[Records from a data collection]
━━━━━━━━━━

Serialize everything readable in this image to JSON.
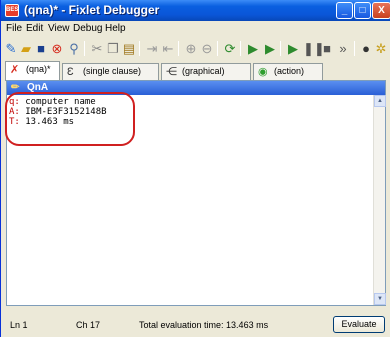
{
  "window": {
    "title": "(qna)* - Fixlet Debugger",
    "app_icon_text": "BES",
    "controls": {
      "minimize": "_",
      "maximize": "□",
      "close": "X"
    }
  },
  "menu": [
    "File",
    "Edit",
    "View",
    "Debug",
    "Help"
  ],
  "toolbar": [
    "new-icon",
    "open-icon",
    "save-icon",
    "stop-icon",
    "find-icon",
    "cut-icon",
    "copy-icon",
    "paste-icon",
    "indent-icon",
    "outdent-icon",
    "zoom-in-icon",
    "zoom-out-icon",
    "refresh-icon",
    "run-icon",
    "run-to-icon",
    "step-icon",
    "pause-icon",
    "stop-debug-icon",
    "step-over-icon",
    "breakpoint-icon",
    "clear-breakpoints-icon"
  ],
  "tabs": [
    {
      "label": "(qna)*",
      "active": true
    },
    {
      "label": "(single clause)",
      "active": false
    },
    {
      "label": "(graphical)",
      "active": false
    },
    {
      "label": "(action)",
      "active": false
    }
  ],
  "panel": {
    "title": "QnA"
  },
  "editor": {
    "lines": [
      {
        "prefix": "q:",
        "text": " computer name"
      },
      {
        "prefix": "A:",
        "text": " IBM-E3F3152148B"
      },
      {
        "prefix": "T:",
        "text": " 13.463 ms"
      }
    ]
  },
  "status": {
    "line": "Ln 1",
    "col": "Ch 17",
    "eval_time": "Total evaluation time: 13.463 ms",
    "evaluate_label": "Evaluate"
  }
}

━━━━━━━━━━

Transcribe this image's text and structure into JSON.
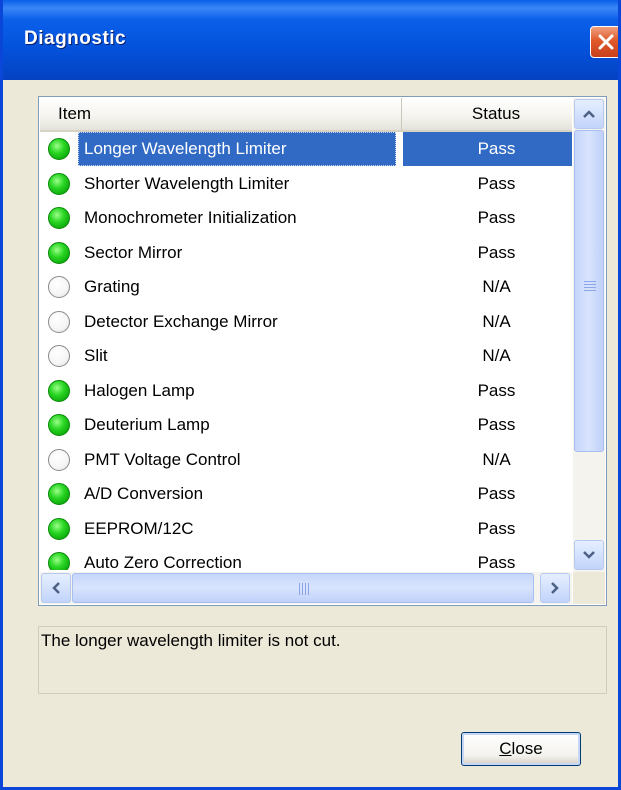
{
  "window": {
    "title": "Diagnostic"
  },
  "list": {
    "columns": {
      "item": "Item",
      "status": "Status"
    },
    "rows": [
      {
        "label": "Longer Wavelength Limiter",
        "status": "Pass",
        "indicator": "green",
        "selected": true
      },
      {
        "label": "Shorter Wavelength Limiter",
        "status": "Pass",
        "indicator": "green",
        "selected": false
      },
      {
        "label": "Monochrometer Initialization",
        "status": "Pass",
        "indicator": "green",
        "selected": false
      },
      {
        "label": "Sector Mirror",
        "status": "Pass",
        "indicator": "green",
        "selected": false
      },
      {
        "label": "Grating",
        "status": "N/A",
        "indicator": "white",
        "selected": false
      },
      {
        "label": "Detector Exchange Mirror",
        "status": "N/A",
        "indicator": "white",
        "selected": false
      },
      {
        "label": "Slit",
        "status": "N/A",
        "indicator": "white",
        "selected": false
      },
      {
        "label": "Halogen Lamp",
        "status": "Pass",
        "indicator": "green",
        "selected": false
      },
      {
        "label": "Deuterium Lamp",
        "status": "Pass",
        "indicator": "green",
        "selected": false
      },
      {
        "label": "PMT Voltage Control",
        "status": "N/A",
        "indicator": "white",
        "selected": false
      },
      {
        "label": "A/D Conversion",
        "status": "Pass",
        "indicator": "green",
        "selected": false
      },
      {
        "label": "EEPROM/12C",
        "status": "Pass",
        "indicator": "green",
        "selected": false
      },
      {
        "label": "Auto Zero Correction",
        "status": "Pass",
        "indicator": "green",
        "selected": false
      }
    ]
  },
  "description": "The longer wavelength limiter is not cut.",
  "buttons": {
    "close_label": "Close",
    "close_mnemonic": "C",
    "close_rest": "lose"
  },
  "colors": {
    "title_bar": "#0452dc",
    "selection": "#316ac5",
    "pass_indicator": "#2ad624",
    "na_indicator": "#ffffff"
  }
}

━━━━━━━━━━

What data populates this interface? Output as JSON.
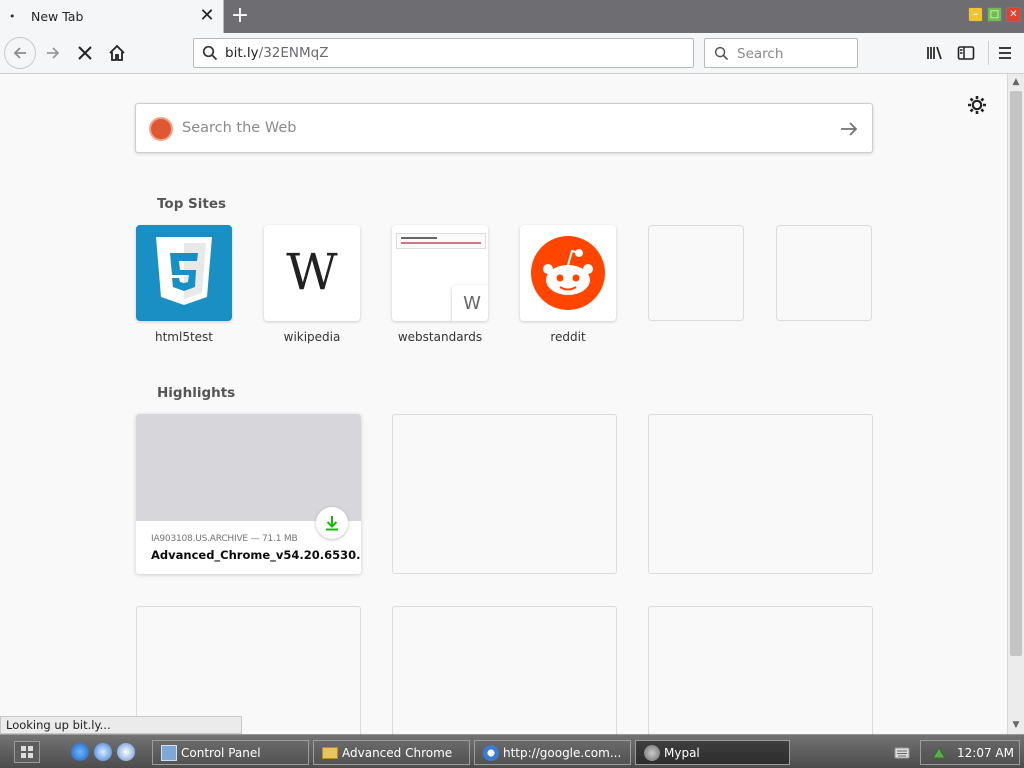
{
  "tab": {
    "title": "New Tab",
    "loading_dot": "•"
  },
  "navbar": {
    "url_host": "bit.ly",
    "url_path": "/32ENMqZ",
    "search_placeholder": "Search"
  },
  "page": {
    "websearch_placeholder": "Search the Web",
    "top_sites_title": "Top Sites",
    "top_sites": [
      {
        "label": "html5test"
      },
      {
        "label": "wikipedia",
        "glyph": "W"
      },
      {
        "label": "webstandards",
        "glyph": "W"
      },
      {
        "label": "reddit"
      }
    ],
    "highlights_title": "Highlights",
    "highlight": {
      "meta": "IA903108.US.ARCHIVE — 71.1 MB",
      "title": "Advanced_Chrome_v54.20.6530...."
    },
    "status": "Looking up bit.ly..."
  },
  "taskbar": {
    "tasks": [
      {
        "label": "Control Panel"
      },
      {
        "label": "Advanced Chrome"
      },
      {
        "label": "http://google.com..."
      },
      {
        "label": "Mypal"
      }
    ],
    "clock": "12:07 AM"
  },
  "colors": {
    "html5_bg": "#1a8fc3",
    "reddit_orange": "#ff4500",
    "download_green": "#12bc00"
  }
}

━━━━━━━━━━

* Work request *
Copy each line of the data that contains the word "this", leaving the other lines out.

* Exercise solution *
Serialize everything readable in this image to JSON.
Transcribe this image's text and structure into JSON.
What data populates this interface? Output as JSON.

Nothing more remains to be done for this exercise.